Monday, November 23, 2020

A Tale of Two Chinese Cities — Zhang Jun

By recognizing and investing in the strengths of pioneering cities and regions, China has developed a powerful mechanism for organizing and advancing its economic transformation. Judging by the tremendous success of Shenzhen and Shanghai, it seems clear that China will continue to reap the rewards of this approach for decades to come.
One of the most difficult and challenging areas of economics is development economics. The success have been somewhat rare. However, China has broken the mold and created paths to development that have shown themselves to be successful.

Project Syndicate
A Tale of Two Chinese Cities
Zhang Jun | Dean of the School of Economics at Fudan University and Director of the China Center for Economic Studies, a Shanghai-based think tank

Also of interest a Project Syndicate

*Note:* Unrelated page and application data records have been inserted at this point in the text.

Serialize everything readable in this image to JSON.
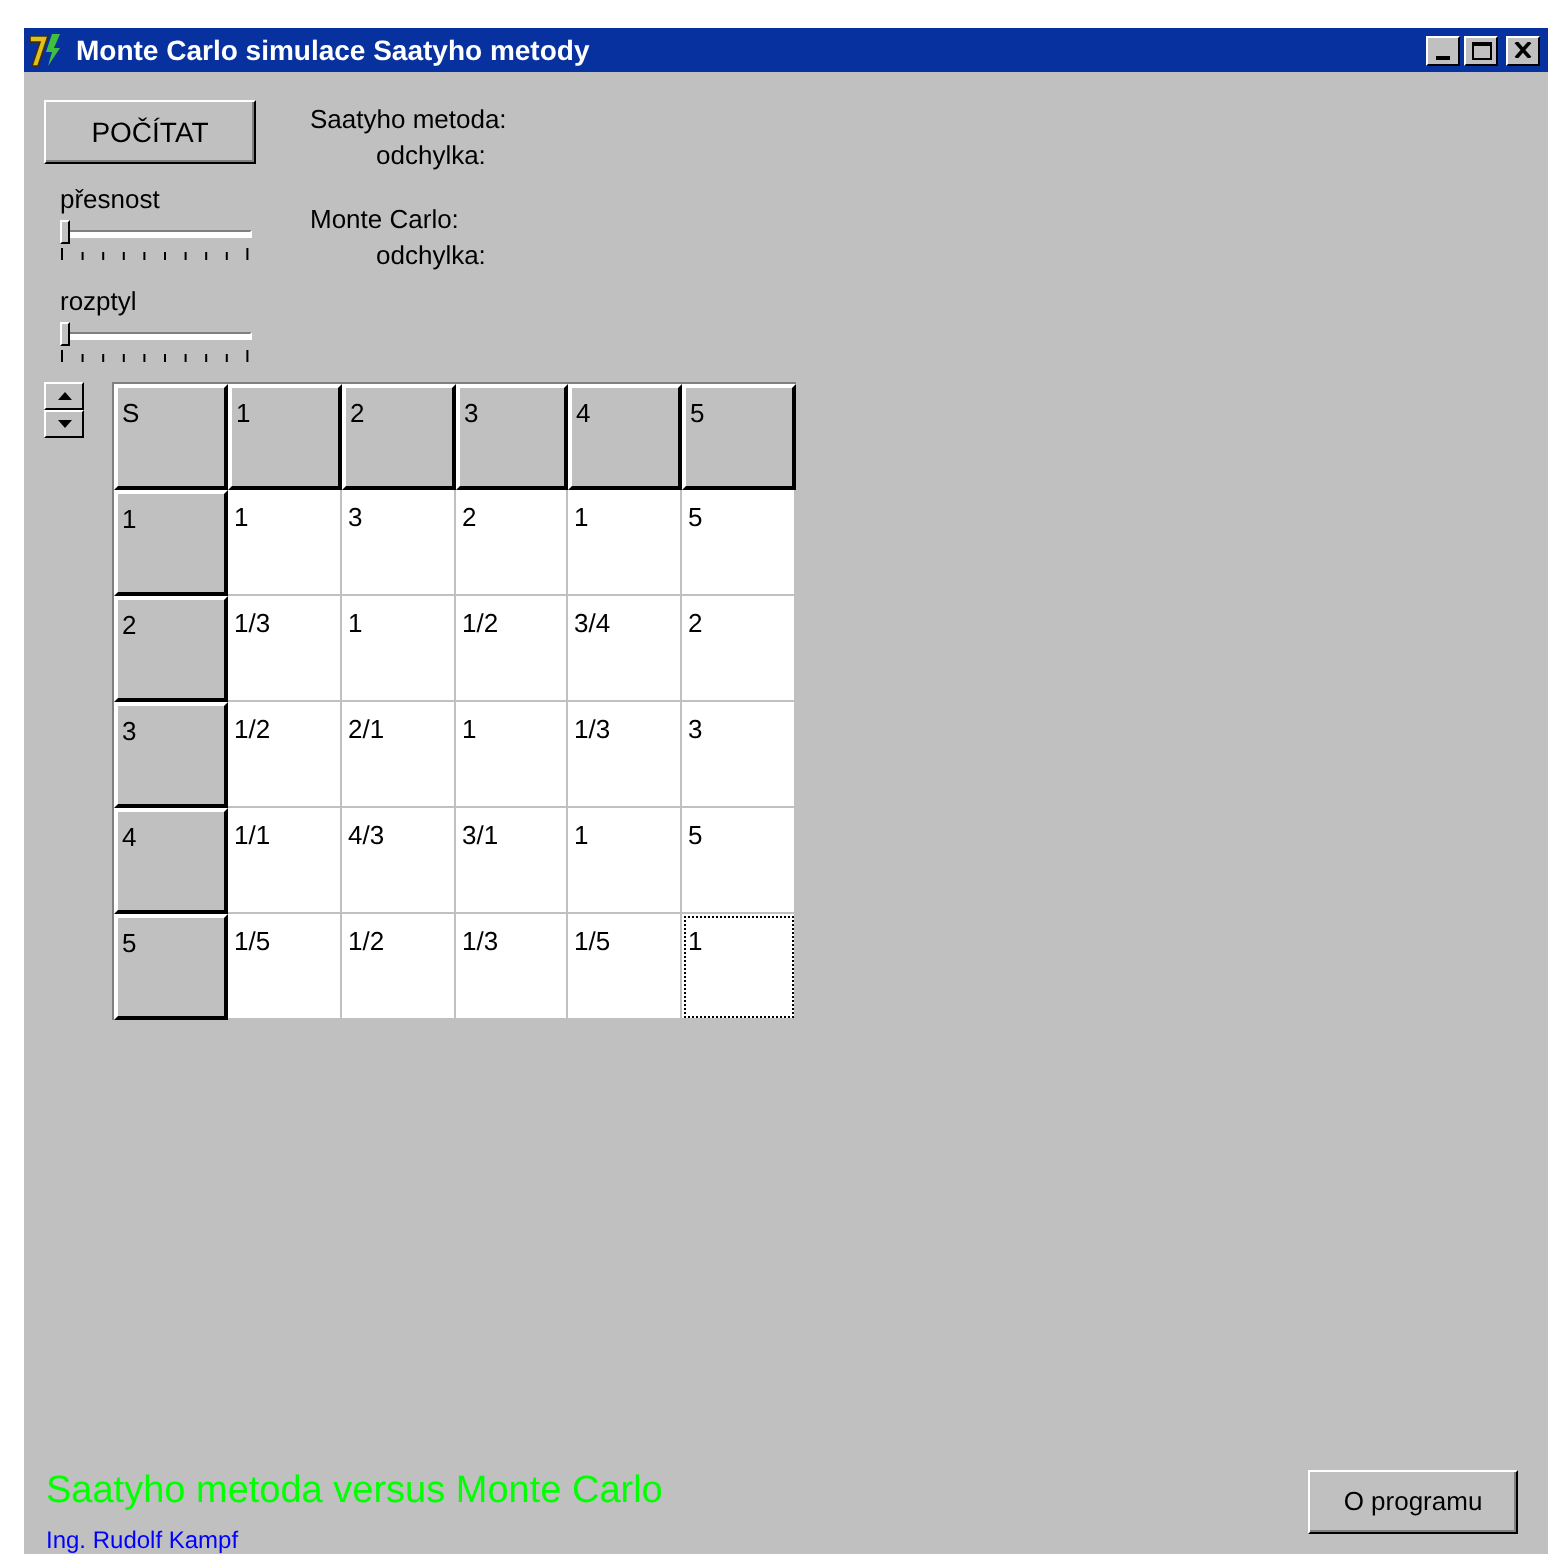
{
  "window": {
    "title": "Monte Carlo simulace Saatyho metody"
  },
  "compute_button": {
    "label": "POČÍTAT"
  },
  "sliders": [
    {
      "label": "přesnost",
      "level": 0
    },
    {
      "label": "rozptyl",
      "level": 0
    }
  ],
  "results": [
    {
      "label": "Saatyho metoda:",
      "kind": "heading"
    },
    {
      "label": "odchylka:",
      "kind": "sub"
    },
    {
      "label": "Monte Carlo:",
      "kind": "heading"
    },
    {
      "label": "odchylka:",
      "kind": "sub"
    }
  ],
  "table": {
    "columns": [
      "S",
      "1",
      "2",
      "3",
      "4",
      "5"
    ],
    "rows": [
      {
        "cells": [
          {
            "text": "1",
            "kind": "header",
            "selected": false
          },
          {
            "text": "1",
            "kind": "value",
            "selected": false
          },
          {
            "text": "3",
            "kind": "value",
            "selected": false
          },
          {
            "text": "2",
            "kind": "value",
            "selected": false
          },
          {
            "text": "1",
            "kind": "value",
            "selected": false
          },
          {
            "text": "5",
            "kind": "value",
            "selected": false
          }
        ]
      },
      {
        "cells": [
          {
            "text": "2",
            "kind": "header",
            "selected": false
          },
          {
            "text": "1/3",
            "kind": "value",
            "selected": false
          },
          {
            "text": "1",
            "kind": "value",
            "selected": false
          },
          {
            "text": "1/2",
            "kind": "value",
            "selected": false
          },
          {
            "text": "3/4",
            "kind": "value",
            "selected": false
          },
          {
            "text": "2",
            "kind": "value",
            "selected": false
          }
        ]
      },
      {
        "cells": [
          {
            "text": "3",
            "kind": "header",
            "selected": false
          },
          {
            "text": "1/2",
            "kind": "value",
            "selected": false
          },
          {
            "text": "2/1",
            "kind": "value",
            "selected": false
          },
          {
            "text": "1",
            "kind": "value",
            "selected": false
          },
          {
            "text": "1/3",
            "kind": "value",
            "selected": false
          },
          {
            "text": "3",
            "kind": "value",
            "selected": false
          }
        ]
      },
      {
        "cells": [
          {
            "text": "4",
            "kind": "header",
            "selected": false
          },
          {
            "text": "1/1",
            "kind": "value",
            "selected": false
          },
          {
            "text": "4/3",
            "kind": "value",
            "selected": false
          },
          {
            "text": "3/1",
            "kind": "value",
            "selected": false
          },
          {
            "text": "1",
            "kind": "value",
            "selected": false
          },
          {
            "text": "5",
            "kind": "value",
            "selected": false
          }
        ]
      },
      {
        "cells": [
          {
            "text": "5",
            "kind": "header",
            "selected": false
          },
          {
            "text": "1/5",
            "kind": "value",
            "selected": false
          },
          {
            "text": "1/2",
            "kind": "value",
            "selected": false
          },
          {
            "text": "1/3",
            "kind": "value",
            "selected": false
          },
          {
            "text": "1/5",
            "kind": "value",
            "selected": false
          },
          {
            "text": "1",
            "kind": "value",
            "selected": true
          }
        ]
      }
    ]
  },
  "footer": {
    "headline": "Saatyho metoda versus Monte Carlo",
    "author": "Ing. Rudolf Kampf",
    "about_button": "O programu"
  }
}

Parsing of the vote based on US law that is not based on the majority, as in most democracies, but on the republican nature of the US Constitution, which is based on electoral votes that do not reflect the total population accurately. So it is possible for a candidate that gets the majority of votes to lose the election. Based on this, the election was very close, decided by a few votes in a few counties in the battleground states. And owing to quirks in the US Constitution, political maneuvering, and incompetence in managing elections, the election is still undecided.

A lot of the campaign on both sides involved demonizing the other side, so in the end many people were motivated by what they opposed rather than what they supported. On one hand, the demon was "Russia," and on the hand, it was "socialism."
Does this mean that both sides had unusually attractive candidates? Not exactly. While 80% of Trump voters told pollsters they were specifically voting for the candidate himself, 56% of Biden voters described their decision as a vote against Trump.
A better explanation, then, is that voters turned out in record numbers on both sides because they emphatically did not want the opposing party to win. Moreover, this “negative partisanship” is symmetric. Democrats and a few moderate Republicans and independents did not want another four years of Trump, and most Republican voters appear not to have wanted to pass the baton back to the mistrusted “coastal” elites, globalists, “biased” liberal media, and Washington insiders.
The State of America’s Disunion
Michael Spence, Nobel laureate in economics, Professor of Economics Emeritus and a former dean of the Graduate School of Business at Stanford University, Senior Fellow at the Hoover Institution, member on the Academic Committee at Luohan Academy, and co-chair of the Advisory Board of the Asia Global Institute; and David W. Brady | Professor of Political Science and Leadership Values at Stanford University and Senior Fellow at the Hoover Institution.

See also
It was a strange narrative that seemed to move away from the provable to the unbelievable. The question is, why?
One possibility: to raise sweeping allegations with insufficient time to resolve them in order to force an Electoral College fight. The idea would be to give license to Republican-controlled legislatures to intervene with their own sets of electors or block the submission of any set of electors. Concern over such a strategy was magnified when Trump called key Republican leaders from Michigan’s legislature to the White House on Friday.

Call it the “Death Star strategy.”

As they say, all's fair in love, war and politics. 

Jonathan Turley
The Death Star Strategy: Is Trump Contemplating The Ultimate Constitutional Trick Shot?
Jonathan Turley | Shapiro Professor of Public Interest Law at George Washington University

1 comment:

Matt Franko said...

Well if GOP controls legislatures (which are based on district population) then how could a Democrat ever win a statewide election?

Unless they stuff the ballot boxes with fraudulent ballots in their districts ? How?

The Democrat cities are in decline and dying.... this is their last shot...